A lottery is a gambling game or method of raising money in which tokens are distributed or sold, and the winning token(s) are chosen in a random drawing. The casting of lots for decisions and determining fates has a long record in human history, as documented by many biblical incidents and later by a variety of ancient legal cases, but lotteries were introduced in the modern sense of the term during the Enlightenment to raise funds for public works. They have enjoyed broad popular support in times of economic stress or political turmoil, but studies show that their popularity is not tied to a state’s objective fiscal health.
The state-run lottery industry is a major source of revenue for some states and a source of income for individual players. However, it is not without risk and controversy. Some states have banned lotteries, while others have increased taxes or reduced services to offset the revenue that they lose to these games. Others have reworked the way they conduct their lottery business to address these issues and to increase public awareness of the risks.

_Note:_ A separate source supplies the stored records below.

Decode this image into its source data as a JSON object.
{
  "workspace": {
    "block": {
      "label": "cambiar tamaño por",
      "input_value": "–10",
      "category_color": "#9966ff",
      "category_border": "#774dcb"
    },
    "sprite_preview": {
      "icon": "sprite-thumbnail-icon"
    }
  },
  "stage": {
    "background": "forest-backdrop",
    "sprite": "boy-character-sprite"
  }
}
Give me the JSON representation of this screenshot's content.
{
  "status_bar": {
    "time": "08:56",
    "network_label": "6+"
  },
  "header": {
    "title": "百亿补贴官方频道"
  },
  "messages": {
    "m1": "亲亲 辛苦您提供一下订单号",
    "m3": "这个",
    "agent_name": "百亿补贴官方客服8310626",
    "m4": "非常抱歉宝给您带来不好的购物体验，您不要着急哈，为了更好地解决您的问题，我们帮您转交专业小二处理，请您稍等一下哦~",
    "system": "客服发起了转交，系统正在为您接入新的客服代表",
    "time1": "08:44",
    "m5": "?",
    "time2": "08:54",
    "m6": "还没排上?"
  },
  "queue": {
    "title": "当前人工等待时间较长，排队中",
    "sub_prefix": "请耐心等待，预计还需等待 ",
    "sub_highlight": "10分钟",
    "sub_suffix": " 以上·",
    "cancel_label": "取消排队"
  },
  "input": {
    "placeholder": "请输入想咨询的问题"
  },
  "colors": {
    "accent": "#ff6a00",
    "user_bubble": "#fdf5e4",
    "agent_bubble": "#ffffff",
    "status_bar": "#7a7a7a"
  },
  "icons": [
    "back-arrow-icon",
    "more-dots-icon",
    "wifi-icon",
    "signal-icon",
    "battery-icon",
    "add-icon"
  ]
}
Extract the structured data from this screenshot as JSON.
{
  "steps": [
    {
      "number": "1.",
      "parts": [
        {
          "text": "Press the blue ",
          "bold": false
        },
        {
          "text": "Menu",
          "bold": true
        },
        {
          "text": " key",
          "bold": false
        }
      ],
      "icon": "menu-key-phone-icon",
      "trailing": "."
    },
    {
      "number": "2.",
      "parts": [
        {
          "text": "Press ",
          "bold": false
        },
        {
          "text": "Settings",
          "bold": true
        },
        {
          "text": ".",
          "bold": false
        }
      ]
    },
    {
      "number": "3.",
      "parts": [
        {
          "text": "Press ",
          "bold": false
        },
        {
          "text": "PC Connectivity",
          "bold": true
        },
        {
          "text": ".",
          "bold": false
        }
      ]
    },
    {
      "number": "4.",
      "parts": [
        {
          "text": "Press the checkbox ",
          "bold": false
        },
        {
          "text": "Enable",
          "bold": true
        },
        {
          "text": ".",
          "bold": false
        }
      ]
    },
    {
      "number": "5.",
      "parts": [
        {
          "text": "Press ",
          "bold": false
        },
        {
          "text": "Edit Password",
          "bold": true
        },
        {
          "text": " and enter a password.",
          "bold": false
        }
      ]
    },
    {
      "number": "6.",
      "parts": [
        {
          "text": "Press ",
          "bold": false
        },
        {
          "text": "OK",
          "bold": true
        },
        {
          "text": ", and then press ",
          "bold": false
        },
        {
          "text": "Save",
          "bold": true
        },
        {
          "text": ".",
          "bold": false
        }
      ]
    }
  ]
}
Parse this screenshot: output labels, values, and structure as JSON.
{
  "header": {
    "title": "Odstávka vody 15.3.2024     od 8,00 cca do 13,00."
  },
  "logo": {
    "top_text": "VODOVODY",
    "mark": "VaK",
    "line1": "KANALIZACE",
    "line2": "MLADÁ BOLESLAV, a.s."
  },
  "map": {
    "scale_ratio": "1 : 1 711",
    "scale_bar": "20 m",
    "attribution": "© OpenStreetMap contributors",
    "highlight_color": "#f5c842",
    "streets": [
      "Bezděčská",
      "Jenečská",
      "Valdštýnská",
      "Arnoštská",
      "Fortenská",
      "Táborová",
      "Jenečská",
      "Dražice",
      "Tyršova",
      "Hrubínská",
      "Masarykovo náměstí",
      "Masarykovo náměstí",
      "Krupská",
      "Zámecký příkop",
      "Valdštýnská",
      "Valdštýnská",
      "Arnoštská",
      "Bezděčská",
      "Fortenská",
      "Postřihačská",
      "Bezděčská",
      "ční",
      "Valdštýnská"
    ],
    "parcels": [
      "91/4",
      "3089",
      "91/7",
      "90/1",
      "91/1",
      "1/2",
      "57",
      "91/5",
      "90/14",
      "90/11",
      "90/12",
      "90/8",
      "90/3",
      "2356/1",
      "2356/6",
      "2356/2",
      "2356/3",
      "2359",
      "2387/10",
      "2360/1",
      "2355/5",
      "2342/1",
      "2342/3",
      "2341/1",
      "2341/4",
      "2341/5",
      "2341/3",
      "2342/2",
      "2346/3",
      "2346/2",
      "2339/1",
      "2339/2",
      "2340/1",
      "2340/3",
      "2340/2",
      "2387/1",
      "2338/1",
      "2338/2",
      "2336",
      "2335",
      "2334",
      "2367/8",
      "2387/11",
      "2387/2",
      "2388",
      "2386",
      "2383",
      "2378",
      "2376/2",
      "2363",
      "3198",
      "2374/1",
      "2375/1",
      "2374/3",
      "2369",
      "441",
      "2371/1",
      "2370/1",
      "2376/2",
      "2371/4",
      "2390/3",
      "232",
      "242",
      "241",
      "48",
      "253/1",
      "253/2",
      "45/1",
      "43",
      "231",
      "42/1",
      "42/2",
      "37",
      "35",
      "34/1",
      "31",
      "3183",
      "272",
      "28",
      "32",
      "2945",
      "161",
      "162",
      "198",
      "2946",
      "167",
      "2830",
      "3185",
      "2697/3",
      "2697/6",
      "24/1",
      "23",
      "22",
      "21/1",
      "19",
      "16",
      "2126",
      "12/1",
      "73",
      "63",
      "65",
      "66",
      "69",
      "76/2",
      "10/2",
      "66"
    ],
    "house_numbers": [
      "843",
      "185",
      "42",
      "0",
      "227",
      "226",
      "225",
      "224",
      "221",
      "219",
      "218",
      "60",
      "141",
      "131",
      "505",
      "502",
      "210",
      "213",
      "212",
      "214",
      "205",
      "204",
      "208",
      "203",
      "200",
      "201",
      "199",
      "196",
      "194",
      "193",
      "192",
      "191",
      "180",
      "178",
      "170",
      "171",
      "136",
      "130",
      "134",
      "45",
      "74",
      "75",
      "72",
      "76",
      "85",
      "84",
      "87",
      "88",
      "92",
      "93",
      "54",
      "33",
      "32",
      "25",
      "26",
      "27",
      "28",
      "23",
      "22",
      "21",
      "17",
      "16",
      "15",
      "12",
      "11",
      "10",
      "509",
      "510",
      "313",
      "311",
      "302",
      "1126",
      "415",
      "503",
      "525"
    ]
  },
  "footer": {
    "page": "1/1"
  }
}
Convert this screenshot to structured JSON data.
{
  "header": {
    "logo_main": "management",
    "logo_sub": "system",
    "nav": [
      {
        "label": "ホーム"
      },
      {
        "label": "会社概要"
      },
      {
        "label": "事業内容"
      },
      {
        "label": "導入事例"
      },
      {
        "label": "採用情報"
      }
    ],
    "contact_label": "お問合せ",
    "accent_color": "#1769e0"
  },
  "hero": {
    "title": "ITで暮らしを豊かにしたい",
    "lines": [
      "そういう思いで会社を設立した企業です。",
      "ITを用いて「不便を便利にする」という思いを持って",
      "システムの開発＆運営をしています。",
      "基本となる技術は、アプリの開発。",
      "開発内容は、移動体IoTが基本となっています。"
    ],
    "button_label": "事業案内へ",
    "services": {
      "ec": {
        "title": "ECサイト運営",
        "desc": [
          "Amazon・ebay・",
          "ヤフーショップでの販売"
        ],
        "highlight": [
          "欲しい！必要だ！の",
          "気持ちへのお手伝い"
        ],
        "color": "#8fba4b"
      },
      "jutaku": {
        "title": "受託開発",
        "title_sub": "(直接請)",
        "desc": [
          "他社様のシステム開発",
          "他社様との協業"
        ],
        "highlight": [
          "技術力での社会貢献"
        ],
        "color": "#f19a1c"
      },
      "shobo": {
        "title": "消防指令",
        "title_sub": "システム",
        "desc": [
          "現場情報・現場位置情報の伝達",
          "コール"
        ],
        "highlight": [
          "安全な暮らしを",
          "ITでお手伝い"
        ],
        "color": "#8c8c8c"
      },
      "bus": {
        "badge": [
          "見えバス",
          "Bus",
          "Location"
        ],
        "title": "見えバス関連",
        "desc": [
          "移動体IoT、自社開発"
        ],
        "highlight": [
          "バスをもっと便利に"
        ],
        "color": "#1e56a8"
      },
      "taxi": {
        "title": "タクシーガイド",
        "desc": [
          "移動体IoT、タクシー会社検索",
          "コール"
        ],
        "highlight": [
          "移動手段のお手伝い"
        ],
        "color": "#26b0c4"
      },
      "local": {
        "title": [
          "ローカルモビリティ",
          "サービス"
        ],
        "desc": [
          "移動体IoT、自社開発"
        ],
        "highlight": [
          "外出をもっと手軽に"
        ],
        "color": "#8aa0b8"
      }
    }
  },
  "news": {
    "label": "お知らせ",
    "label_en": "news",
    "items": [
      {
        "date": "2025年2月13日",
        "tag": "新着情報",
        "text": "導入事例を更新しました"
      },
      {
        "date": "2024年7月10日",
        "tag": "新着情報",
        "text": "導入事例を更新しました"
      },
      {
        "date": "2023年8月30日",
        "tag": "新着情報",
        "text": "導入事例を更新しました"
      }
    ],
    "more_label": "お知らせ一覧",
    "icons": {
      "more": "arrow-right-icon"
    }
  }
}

Most modern lotteries involve a computer system that records the identity and amount of money staked by each bettor, the numbers or symbols selected on a playslip, and the winning numbers. There is usually a box on the playslip for bettors to mark to indicate that they want to let the computer select their numbers, rather than choosing them themselves. The computer then shuffles the numbers and picks one or more winners for each drawing. The bettor then checks to see if they have won and, if so, how much.
A reputable lottery company will keep its website up to date with a list of all available prizes and their values. You can also check the expiration dates on each prize to make sure that you are not purchasing tickets for a prize that has already expired. Buying tickets shortly after the lottery releases an update will increase your chances of winning.
Another important aspect of lottery play is diversifying your number choices. Try to avoid selecting numbers that are part of a group or those that end in similar digits. This will increase your odds of winning, as will playing less-popular lottery games that have fewer people playing.
After winning the lottery, it is important to remember that you have won a massive sum of money that will drastically change your life. This is why it is so important to manage your winnings carefully and not go on a spending spree. Sadly, this is a common mistake made by many lottery winners who quickly find themselves broke after winning the jackpot. This is why it is so important to learn how to manage your money properly before you win the lottery. It is a great idea to attend a personal finance seminar to help you learn the basics of financial management before you start playing the lottery.